Next up is a selection of deleted scenes, presented in hi-def video, but stereo sound. There is unfortunately no menu option for the scenes, they play as a reel. Fortunately the reel is divided into chapters. Most of the scenes would be better described as extended rather than deleted, and total about eleven minutes.

‘Constructing the Freeway Sequence’ is a hi-def look at the films biggest action scene. The featurette is made up of interview footage on and off the set, a computer generated pre-viz, a toy car test, footage of a cheaper cars being destroyed as tests, behind the scenes footage, and, of course, footage from the final scene. The whole thing runs about 18 minutes.

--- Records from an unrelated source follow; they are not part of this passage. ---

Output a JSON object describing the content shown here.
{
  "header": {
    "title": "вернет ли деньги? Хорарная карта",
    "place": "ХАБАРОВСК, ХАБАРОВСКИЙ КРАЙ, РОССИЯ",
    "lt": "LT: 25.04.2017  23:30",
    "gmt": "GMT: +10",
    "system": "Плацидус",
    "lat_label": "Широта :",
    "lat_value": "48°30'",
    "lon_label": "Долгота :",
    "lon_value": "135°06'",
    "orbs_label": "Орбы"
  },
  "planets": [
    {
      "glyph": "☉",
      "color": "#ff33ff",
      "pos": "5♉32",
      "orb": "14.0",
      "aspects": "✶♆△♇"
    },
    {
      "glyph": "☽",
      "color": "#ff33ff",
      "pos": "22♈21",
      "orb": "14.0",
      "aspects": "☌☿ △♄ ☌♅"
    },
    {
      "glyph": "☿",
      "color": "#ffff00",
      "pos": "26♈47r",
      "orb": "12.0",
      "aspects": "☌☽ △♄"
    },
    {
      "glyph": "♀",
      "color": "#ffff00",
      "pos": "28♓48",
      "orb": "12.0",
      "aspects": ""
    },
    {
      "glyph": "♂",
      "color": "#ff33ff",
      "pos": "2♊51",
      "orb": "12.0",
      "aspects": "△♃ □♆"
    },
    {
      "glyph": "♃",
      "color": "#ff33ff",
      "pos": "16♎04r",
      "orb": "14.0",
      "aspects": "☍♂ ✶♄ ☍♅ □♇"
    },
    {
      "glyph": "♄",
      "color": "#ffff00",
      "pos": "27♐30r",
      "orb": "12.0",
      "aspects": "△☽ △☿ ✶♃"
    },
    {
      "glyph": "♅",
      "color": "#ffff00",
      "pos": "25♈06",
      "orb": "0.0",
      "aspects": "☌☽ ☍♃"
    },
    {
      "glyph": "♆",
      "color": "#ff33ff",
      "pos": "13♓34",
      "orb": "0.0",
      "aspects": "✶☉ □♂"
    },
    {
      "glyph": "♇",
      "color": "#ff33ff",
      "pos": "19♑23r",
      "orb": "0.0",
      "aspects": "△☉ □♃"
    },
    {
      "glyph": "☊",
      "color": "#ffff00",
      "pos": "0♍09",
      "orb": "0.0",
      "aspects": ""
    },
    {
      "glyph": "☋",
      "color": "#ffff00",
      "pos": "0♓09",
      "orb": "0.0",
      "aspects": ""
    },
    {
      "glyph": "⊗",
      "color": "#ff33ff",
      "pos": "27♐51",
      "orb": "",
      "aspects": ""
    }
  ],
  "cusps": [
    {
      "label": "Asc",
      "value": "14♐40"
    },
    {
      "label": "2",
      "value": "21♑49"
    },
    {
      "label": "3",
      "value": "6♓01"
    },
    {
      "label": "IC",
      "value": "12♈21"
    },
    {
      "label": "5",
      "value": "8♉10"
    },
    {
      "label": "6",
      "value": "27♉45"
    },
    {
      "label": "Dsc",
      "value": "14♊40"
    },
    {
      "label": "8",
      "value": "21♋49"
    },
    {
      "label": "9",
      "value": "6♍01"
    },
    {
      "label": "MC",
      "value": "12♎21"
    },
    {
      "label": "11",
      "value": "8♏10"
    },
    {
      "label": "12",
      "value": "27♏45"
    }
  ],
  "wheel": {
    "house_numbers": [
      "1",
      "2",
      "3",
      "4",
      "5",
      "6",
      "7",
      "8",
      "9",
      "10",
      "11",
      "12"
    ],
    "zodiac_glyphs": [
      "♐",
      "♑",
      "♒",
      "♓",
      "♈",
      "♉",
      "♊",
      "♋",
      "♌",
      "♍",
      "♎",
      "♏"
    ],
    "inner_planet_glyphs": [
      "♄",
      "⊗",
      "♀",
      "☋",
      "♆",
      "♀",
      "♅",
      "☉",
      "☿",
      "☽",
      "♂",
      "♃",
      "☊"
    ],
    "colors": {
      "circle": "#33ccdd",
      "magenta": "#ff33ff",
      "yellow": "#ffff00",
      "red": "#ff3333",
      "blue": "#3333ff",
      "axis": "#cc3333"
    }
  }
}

Kingdom, The
‘Creating the Kingdom’ is an eight part featurette, with a nice ‘play all’ option sitting at the top of the menu. The doc mostly consists of on-set, and post film interviews, but it also runs down the early stages of pre-production. The raw set footage is well cut with the final product footage, and all in all the doc has good pace when watched in a clump. As an ex-Arizonian it’s fun to recall landmarks from around the sets during the set production section. In all the featurettes run about thirty-five minutes.

‘History of The Kingdom’ is an interactive timeline option, running the history of modern Saudi Arabia all the way back to 1932. This starts as a mostly text based extra, but there is news footage included later in the timeline. Here viewers will find some valuable information about one of the most interesting and volatile international relationships in American history.

The disc finishes out with the ‘Mission Dossier: Surveillance’ option I couldn’t get to work during U-Control. Surprisingly no trailers can be found anywhere on the disc.

Kingdom, The


Despite some exceedingly generic trailers The Kingdom manages to satisfy most of my political thriller needs, and I regret not seeing it earlier. It’s not a memorable movie, but it’s quite entertaining, and actor turned director Peter Berg continues proving his talents, even if his imagery is a bit on the cribbed side this time around. The Blu-ray disc meets expectations on an audio/visual level, and even features a few fun extras not found on the original DVD release.

*Note: The images on this page are not representative of the Blu-ray release.